You can reclaim from a company based anywhere in the world if it mis-sold you PPI. Yet the company needs to be UK regulated to get help from the Financial Ombudsman Service. Not all Jersey-based companies are UK regulated. Don’t worry we can check this for you.

I had PPI on a catalogue, overdraft, store card, car loan or credit card?

Yes. If you were mis-sold payment protection on them, you can reclaim. However, some non-bank policies from before 2005 weren’t regulated at the time, making it trickier. At Hall & Hanley we can do a FREE check.

I was told to buy mortgage PPI, was it mis-sold?
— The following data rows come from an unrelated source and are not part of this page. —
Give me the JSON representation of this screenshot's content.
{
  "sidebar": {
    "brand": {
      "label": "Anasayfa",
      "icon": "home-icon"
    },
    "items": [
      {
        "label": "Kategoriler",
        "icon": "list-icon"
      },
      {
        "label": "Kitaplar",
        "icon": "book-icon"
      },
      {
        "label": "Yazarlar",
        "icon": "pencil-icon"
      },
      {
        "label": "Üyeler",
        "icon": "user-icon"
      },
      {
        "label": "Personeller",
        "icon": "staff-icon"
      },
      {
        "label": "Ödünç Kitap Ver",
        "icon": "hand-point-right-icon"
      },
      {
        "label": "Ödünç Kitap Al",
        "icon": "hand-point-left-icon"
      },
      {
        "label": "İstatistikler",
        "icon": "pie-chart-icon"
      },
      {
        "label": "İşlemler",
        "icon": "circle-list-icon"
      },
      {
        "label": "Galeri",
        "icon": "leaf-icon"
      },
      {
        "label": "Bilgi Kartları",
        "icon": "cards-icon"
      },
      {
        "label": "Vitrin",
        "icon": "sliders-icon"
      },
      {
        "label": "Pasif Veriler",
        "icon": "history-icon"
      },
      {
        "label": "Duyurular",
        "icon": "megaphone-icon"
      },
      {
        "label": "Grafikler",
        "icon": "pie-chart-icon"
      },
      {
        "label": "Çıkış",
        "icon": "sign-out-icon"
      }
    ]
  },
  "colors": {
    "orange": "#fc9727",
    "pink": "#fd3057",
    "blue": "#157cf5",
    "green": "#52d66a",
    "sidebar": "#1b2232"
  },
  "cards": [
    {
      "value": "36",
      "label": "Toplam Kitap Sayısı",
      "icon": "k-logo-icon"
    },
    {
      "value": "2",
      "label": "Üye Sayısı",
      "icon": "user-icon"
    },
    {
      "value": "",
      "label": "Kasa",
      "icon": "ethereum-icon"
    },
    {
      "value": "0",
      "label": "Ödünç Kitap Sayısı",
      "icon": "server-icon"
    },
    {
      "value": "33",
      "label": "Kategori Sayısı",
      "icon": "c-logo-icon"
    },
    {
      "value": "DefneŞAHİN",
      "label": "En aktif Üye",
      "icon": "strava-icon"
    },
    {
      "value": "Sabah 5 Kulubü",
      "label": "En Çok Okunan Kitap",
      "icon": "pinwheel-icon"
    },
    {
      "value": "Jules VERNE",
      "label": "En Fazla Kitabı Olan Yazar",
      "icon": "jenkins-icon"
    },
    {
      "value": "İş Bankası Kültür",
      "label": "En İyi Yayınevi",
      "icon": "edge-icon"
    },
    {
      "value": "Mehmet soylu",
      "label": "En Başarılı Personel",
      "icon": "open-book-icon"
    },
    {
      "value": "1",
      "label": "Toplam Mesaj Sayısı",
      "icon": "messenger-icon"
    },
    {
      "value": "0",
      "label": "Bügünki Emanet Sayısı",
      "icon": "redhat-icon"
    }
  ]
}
Yes, but mortgage PPI wasn’t as commonly mis-sold, so it’s less of an issue. Remember, good PPI protects your mortgage repayments in the event of accident, sickness or unemployment –

Mortgage lenders can legitimately say that having PPI is a condition of allowing you a mortgage – but they aren’t allowed to say it must be theirs. How about a FREE check?

I wanted PPI when I signed up, was I mis-sold?

The company you got it from had a duty to ensure the policy was appropriate for you. For example, if you were paying for unemployment cover but were self-employed when you got the PPI, it’s likely it was inappropriate, meaning you may have been mis-sold. Hall & Hanley can do a FREE check.

What counts as mis-selling – how do I know?

The company who sold you the insurance (this is often the bank or lender) has a duty to ensure the PPI was appropriate for you. Many also lied by saying it was compulsory, or sometimes even added it without asking you.

How does the bank decide if my complaint’s eligible?

It should look at whether the info you were given when you signed up meets the regulator’s guidelines. These state the bank shouldn’t have pressured you to buy, should have checked you were eligible, told you all the exclusions and price, and ensured the sale was fair. At Hall & Hanley we take care of the entire paper work and communication with the banks. Start a reclaim Now

Aren’t the banks supposed to contact people who were mis-sold?

This only applies to some people – those identified as being ‘systemically mis-sold’ (ie, mis-sold as part of the sales process). Yet there are many other types of mis-selling.

Don’t use this as a reason to wait It is not in the banks interest to write and tell you they screwed up and charged you £1000s of needless pounds – get your complaint started now. At Hall & Hanley we can do a FREE check and take care of all the paper work, we operate a No Win No Fee*.

 

Hall and Hanley Ltd, registered in England & Wales. Registered Office: Imex house, 40 Princess Street, Manchester, M1 6DE
Company Registration Number: 07851228
VAT Registration Number: 128052925 | Data Protection Licence Number: Z3001000
Regulated by the claims management regulator in respect of regulated claims management activities, regulation number CRM29198
Registration is recorded at www.gov.uk/moj/cmr
 
* Any compensation awarded to the customer in regards to a claim that is subject to IVA, Debt management or bankruptcy are still chargeable.
Where possible Hall and Hanley will pursue the insolvency practitioner or official receiver for any outstanding fees owed by the client.
If we are unsuccessful in obtaining our fee from them the client is still liable for monies owed.
A fee may be applicable if you cancel outside the cooling off period.